**ABOUT THIS TASK**
Work out how many lines in these entries include the string "value", and give only that figure.

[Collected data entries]
========

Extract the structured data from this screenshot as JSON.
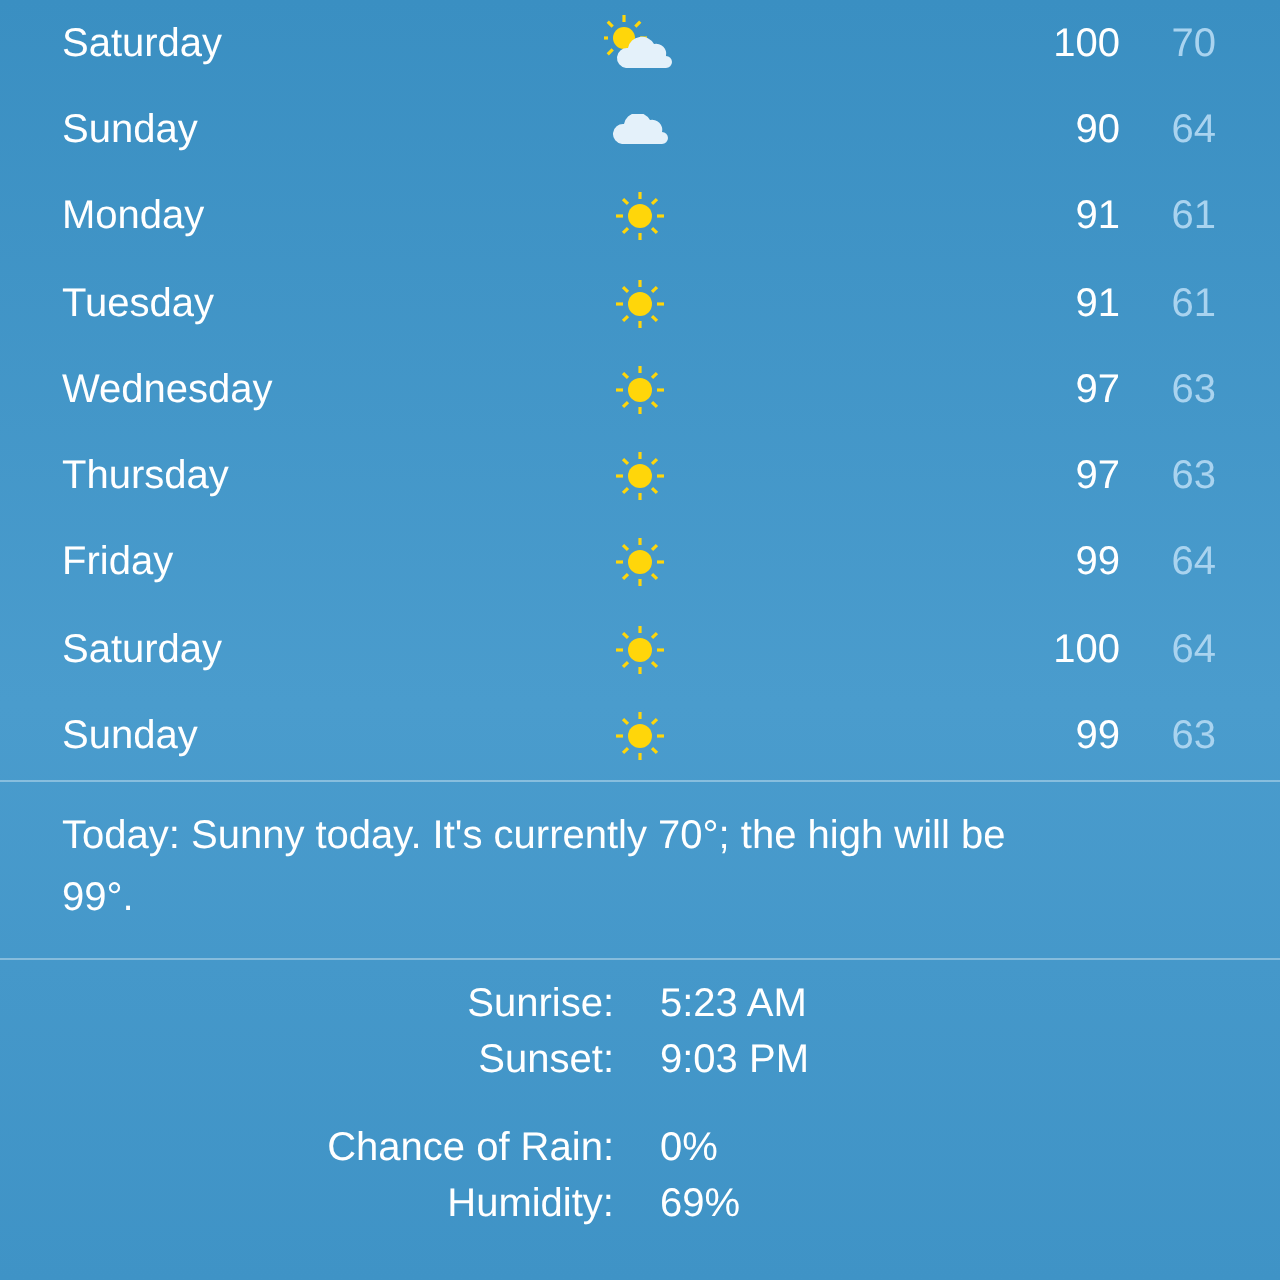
{
  "forecast": [
    {
      "day": "Saturday",
      "kind": "partly-cloudy",
      "high": "100",
      "low": "70"
    },
    {
      "day": "Sunday",
      "kind": "cloudy",
      "high": "90",
      "low": "64"
    },
    {
      "day": "Monday",
      "kind": "sunny",
      "high": "91",
      "low": "61"
    },
    {
      "day": "Tuesday",
      "kind": "sunny",
      "high": "91",
      "low": "61"
    },
    {
      "day": "Wednesday",
      "kind": "sunny",
      "high": "97",
      "low": "63"
    },
    {
      "day": "Thursday",
      "kind": "sunny",
      "high": "97",
      "low": "63"
    },
    {
      "day": "Friday",
      "kind": "sunny",
      "high": "99",
      "low": "64"
    },
    {
      "day": "Saturday",
      "kind": "sunny",
      "high": "100",
      "low": "64"
    },
    {
      "day": "Sunday",
      "kind": "sunny",
      "high": "99",
      "low": "63"
    }
  ],
  "summary": "Today: Sunny today. It's currently 70°; the high will be 99°.",
  "details": [
    [
      {
        "label": "Sunrise:",
        "value": "5:23 AM"
      },
      {
        "label": "Sunset:",
        "value": "9:03 PM"
      }
    ],
    [
      {
        "label": "Chance of Rain:",
        "value": "0%"
      },
      {
        "label": "Humidity:",
        "value": "69%"
      }
    ]
  ]
}
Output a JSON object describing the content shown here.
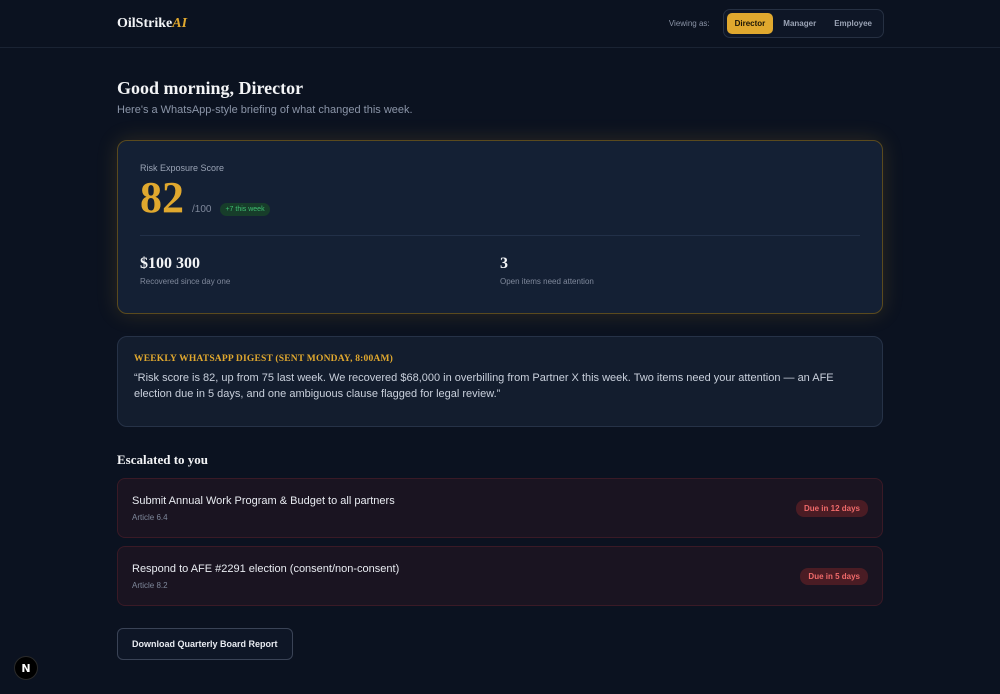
{
  "header": {
    "logo_main": "OilStrike",
    "logo_accent": "AI",
    "viewing_label": "Viewing as:",
    "roles": [
      "Director",
      "Manager",
      "Employee"
    ],
    "active_role": "Director"
  },
  "greeting": {
    "title": "Good morning, Director",
    "subtitle": "Here's a WhatsApp-style briefing of what changed this week."
  },
  "risk": {
    "label": "Risk Exposure Score",
    "score": "82",
    "max": "/100",
    "change": "+7 this week",
    "stats": [
      {
        "value": "$100 300",
        "label": "Recovered since day one"
      },
      {
        "value": "3",
        "label": "Open items need attention"
      }
    ]
  },
  "digest": {
    "title": "WEEKLY WHATSAPP DIGEST (SENT MONDAY, 8:00AM)",
    "body": "“Risk score is 82, up from 75 last week. We recovered $68,000 in overbilling from Partner X this week. Two items need your attention — an AFE election due in 5 days, and one ambiguous clause flagged for legal review.”"
  },
  "escalated": {
    "title": "Escalated to you",
    "items": [
      {
        "title": "Submit Annual Work Program & Budget to all partners",
        "article": "Article 6.4",
        "due": "Due in 12 days"
      },
      {
        "title": "Respond to AFE #2291 election (consent/non-consent)",
        "article": "Article 8.2",
        "due": "Due in 5 days"
      }
    ]
  },
  "actions": {
    "download_label": "Download Quarterly Board Report"
  },
  "dev_badge": "N",
  "colors": {
    "accent": "#e0a82e",
    "background": "#0b1220",
    "danger": "#f06a6a",
    "success": "#3fbf72"
  }
}
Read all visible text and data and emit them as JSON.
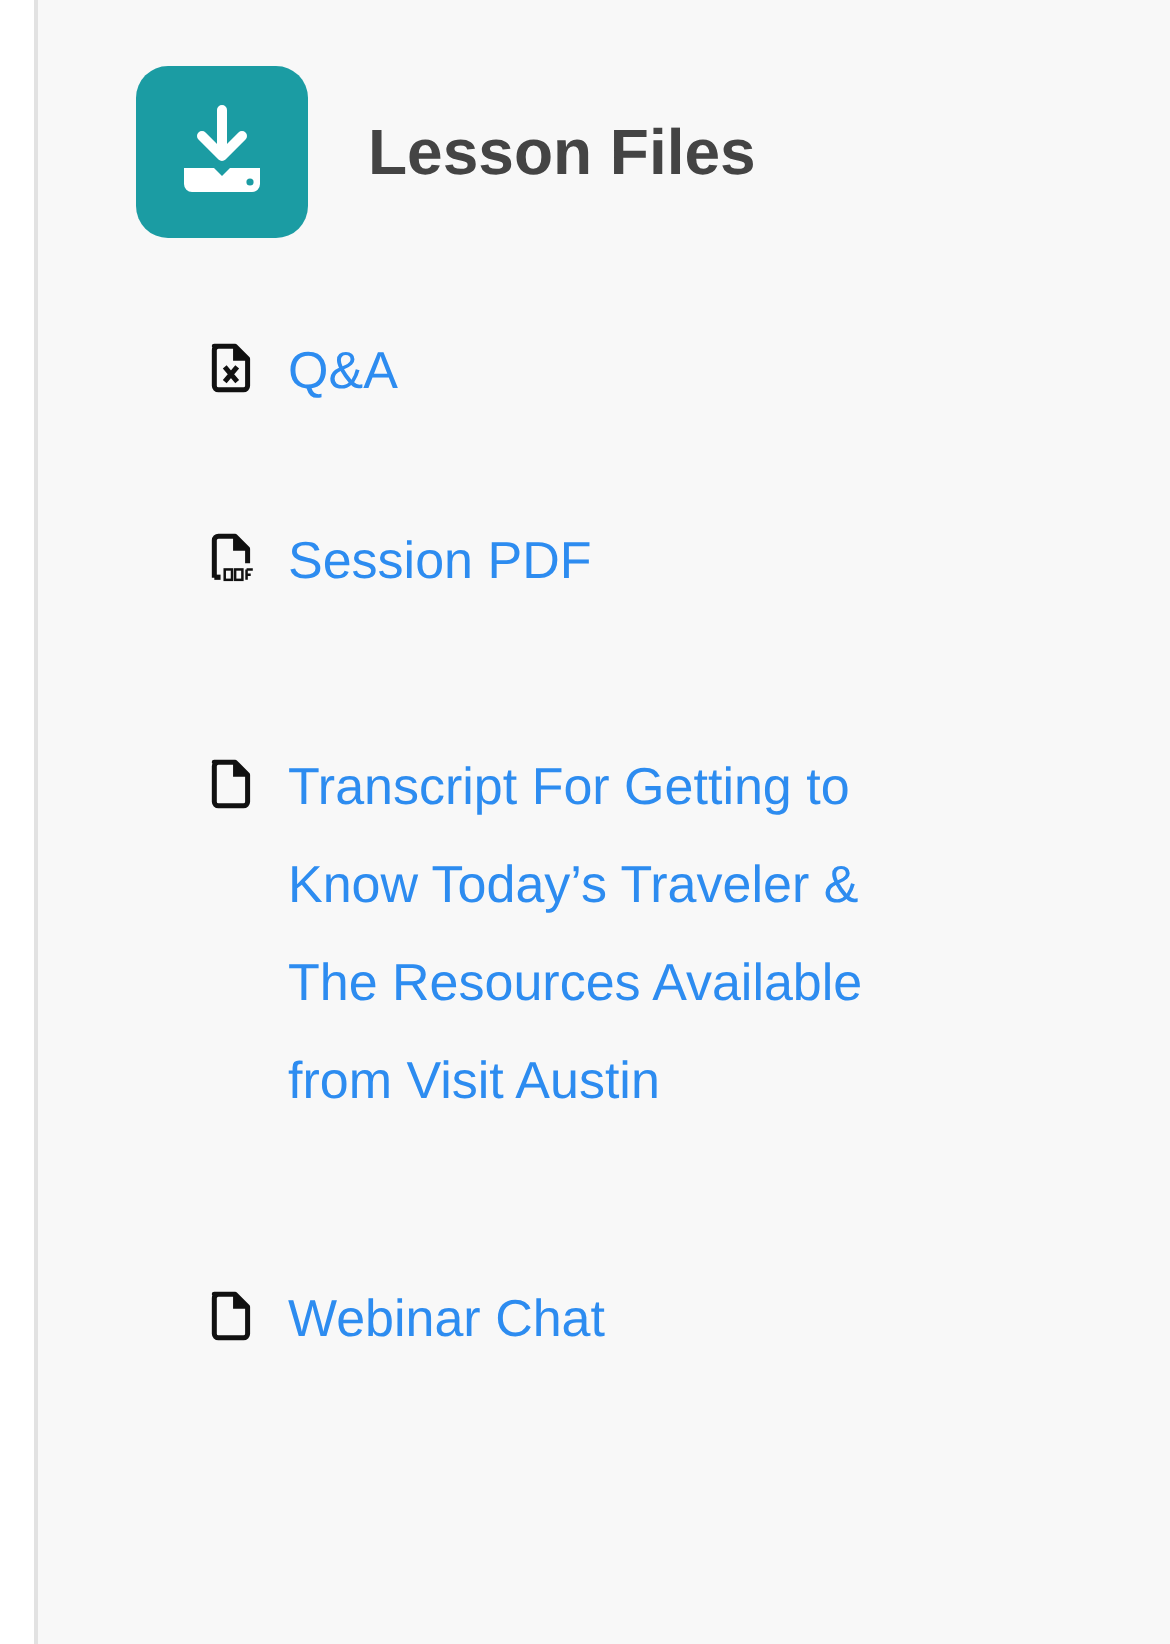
{
  "header": {
    "title": "Lesson Files"
  },
  "files": [
    {
      "kind": "spreadsheet",
      "label": "Q&A"
    },
    {
      "kind": "pdf",
      "label": "Session PDF"
    },
    {
      "kind": "document",
      "label": "Transcript For Getting to Know Today’s Traveler & The Resources Available from Visit Austin"
    },
    {
      "kind": "document",
      "label": "Webinar Chat"
    }
  ]
}
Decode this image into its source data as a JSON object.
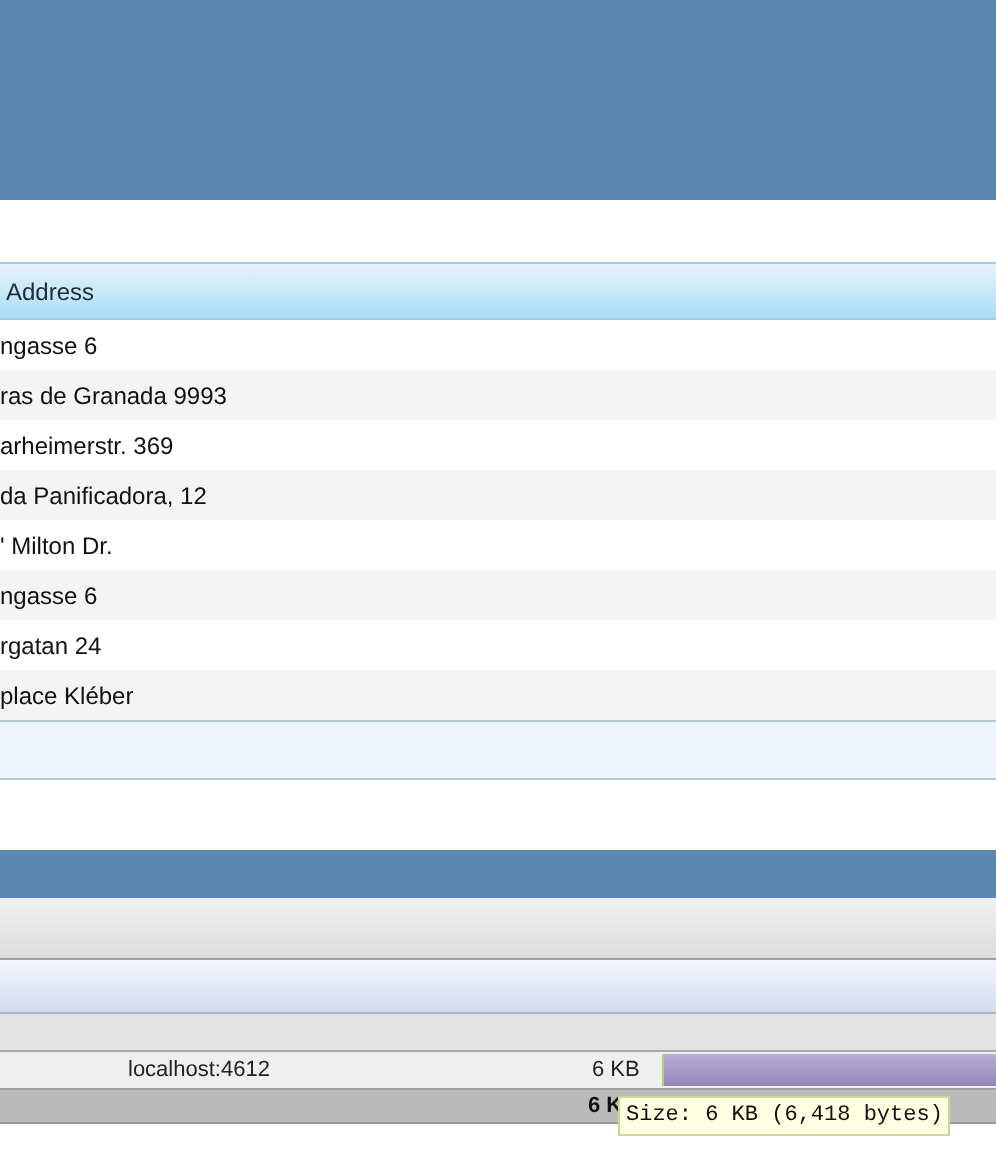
{
  "table": {
    "column_header": "Address",
    "rows": [
      {
        "address": "ngasse 6"
      },
      {
        "address": "ras de Granada 9993"
      },
      {
        "address": "arheimerstr. 369"
      },
      {
        "address": "da Panificadora, 12"
      },
      {
        "address": "' Milton Dr."
      },
      {
        "address": "ngasse 6"
      },
      {
        "address": "rgatan 24"
      },
      {
        "address": "place Kléber"
      }
    ]
  },
  "network_panel": {
    "request": {
      "domain": "localhost:4612",
      "size": "6 KB"
    },
    "summary": {
      "total_size": "6 K"
    },
    "tooltip": "Size: 6 KB (6,418 bytes)"
  }
}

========

**RESULT OF THE EXERCISE**
6